The United States Environmental Protection Agency is the first government agency in the world to set emissions standards for snowmobiles. Folks like the International Snowmobile Manufacturers Association (ISMA) are encouraging the Canada and the European Union meet these same standards. To review the EPA emission reports: www.epa.gov/otaq/certdata.htm

It is interesting to note, according to the EPA, snowmobiling contributes as little as 0.07% of North America’s carbon emission. There are over 2.3 million snowmobiles registered in North America – 23,000 of which are in California.

Terrain Impaction

Snowmobiles in general have less impact on the terrain they cover than a person walking. In many jurisdictions, snowmobiles are not even classified as an off road vehicles. This fact is documented by the US Dept of the Interior in their environmental statement, “A major distinction is warranted between snowmobiles and other types of off road vehicles. Snowmobiles operated on adequate snow cover have little effect on soils and hence cause less severe indirect impacts on air and water quality and on soil-dependent biotic communities as other off road vehicles do.” The statement concludes, “Where snowmobiles are used exclusively over snow on road and trails, the impact on vegetation is indeed virtually nil.”

    Terrain impact comparisons:

  • 4×4 – 30.0 psi
  • Horse – 8.0 psi
  • Man – 5.0 psi
  • ATV – 1.5 psi
  • Snowmobile – 0.5 psi

Effects on Wildlife

In a comprehensive 3 year study by the University of Wisconsin on the effects of snowmobile sound levels on deer and cottontail rabbits it was concluded that “only minor reactions were noted in the movements of cottontail rabbits and white tailed deer to moderate and intensive snowmobiling activity.” The study also stated that it had not been possible to determine sound levels at which there is a clear reaction on the part of the deer “because snowmobiles must be so close to the deer to generate the higher levels that other factors such as visible presence….are likely to be more important.” When comparing the reaction of deer to the presence of cross-country skiers, the Wisconsin study it found the deer moved away from the trail more frequently.
Similar studies were performed by Maine by the Maine Cooperative Wildlife Research Unit, Forest Wildlife Biologists of the White Mountain National Forest in New Hampshire, University of Minnesota with similar results.

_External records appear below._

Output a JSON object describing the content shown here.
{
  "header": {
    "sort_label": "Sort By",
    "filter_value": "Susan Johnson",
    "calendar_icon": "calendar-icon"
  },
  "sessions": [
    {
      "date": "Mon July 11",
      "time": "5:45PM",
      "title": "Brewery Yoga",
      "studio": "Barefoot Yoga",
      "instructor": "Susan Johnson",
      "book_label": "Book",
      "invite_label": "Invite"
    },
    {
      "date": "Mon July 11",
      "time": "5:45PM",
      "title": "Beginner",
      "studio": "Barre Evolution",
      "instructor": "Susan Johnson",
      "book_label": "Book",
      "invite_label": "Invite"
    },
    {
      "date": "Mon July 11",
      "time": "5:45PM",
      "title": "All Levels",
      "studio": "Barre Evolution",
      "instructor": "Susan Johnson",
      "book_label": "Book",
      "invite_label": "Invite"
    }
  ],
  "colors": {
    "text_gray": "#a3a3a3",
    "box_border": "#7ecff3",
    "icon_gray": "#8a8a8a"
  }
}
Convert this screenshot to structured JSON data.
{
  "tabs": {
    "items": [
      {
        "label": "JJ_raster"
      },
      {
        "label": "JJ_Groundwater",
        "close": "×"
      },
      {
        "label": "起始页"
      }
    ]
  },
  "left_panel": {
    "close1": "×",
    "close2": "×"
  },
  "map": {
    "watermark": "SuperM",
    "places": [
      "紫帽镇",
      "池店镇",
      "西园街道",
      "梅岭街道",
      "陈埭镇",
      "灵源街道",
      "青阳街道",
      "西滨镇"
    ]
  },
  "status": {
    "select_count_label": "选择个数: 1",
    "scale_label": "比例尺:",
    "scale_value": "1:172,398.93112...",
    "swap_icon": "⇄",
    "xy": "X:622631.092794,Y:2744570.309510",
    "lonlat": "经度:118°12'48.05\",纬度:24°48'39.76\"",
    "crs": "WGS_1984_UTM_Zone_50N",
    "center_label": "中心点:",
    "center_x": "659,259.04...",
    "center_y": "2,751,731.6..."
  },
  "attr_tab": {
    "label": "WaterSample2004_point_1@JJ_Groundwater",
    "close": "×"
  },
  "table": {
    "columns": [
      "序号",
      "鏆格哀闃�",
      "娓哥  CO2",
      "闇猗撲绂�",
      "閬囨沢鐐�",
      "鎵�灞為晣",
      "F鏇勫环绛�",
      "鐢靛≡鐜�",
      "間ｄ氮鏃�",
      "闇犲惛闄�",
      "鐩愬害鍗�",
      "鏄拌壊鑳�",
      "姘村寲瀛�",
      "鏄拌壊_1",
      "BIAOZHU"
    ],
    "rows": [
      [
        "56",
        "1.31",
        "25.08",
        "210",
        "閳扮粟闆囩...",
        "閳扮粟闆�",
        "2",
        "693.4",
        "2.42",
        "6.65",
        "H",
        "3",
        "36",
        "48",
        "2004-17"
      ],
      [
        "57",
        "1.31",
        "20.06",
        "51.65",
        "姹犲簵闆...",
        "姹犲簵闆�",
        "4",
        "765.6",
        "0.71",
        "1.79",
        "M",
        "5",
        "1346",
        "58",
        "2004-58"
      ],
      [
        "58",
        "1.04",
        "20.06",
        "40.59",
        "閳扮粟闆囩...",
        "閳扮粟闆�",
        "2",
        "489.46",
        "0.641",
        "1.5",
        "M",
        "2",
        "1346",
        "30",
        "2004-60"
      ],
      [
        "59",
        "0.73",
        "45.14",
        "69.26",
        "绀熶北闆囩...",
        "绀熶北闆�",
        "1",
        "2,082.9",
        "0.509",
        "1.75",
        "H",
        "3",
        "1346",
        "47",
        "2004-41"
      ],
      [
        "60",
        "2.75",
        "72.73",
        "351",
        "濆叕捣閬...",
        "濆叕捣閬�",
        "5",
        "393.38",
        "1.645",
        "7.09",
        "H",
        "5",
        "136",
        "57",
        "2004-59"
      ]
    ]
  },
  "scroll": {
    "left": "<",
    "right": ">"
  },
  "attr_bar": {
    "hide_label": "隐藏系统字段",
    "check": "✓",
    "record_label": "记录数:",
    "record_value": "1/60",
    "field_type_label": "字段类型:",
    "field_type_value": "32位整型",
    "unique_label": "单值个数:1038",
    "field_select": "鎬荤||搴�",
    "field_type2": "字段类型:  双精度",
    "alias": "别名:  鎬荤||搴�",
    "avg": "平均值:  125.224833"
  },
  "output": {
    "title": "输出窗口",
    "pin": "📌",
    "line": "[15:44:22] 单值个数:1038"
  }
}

Addressing the subject of snowmobile operations in Yellowstone National Park, Jack Anderson, a form Superintendent of Yellowstone commented, “We found elk, bison, moose, even the fawns, wouldn’t move away unless a machine was stopped and a person stated walking. As long as you stayed on the machine and the machine was running, they never paid any attention. If you stopped the machine, got off and started moving, that was a different story. The thing that seemed to be disturbing to them was a man walking on foot.”

Trail Safety

Statistics indicate that only approximately 10-15% of snowmobile accidents occur on well maintained and designed trails. Our first concern for our rental customers is safety which is why rental customers are only allowed to ride on our wide twenty foot wide groomed trails.
For our new snowmobile owners we offer a one hour session to explain safety, dig out techniques and overall snowmobiling “know-how”.

Trail Funding

Snowmobilers have historically “paid their own way” for the development, grooming, and maintenance of snowmobile trail systems often enjoyed by not only snowmobilers, but snow shoers, cross country skiers and hiking enthusiasts. Funding for the Lake Alpine and Spicer trail system and Sno Parks include

  1. Snowmobile registrations Fees
  2. Snowmobile gas tax rebates
  3. OHV stickers
  4. Trail Permits and
  5. Snowmobile user permits

Recycling

Bear Valley Snowmobile always looks for ways to protect the environment. Even in our own shop we recycle the aluminum from snowmobile parts. What we can not recycle is taken to a Recycle center 2 hours away from Bear Valley in Milton.

Future of Snowmobiling

The future will see the snowmobile itself continue to improve in dependability, reliability and quality for all consumers. Manufacturers, such as Bombardier, using the latest in technology and science, are working and investing in order that all aspects of the machine are updated to serve the needs of a growing populace.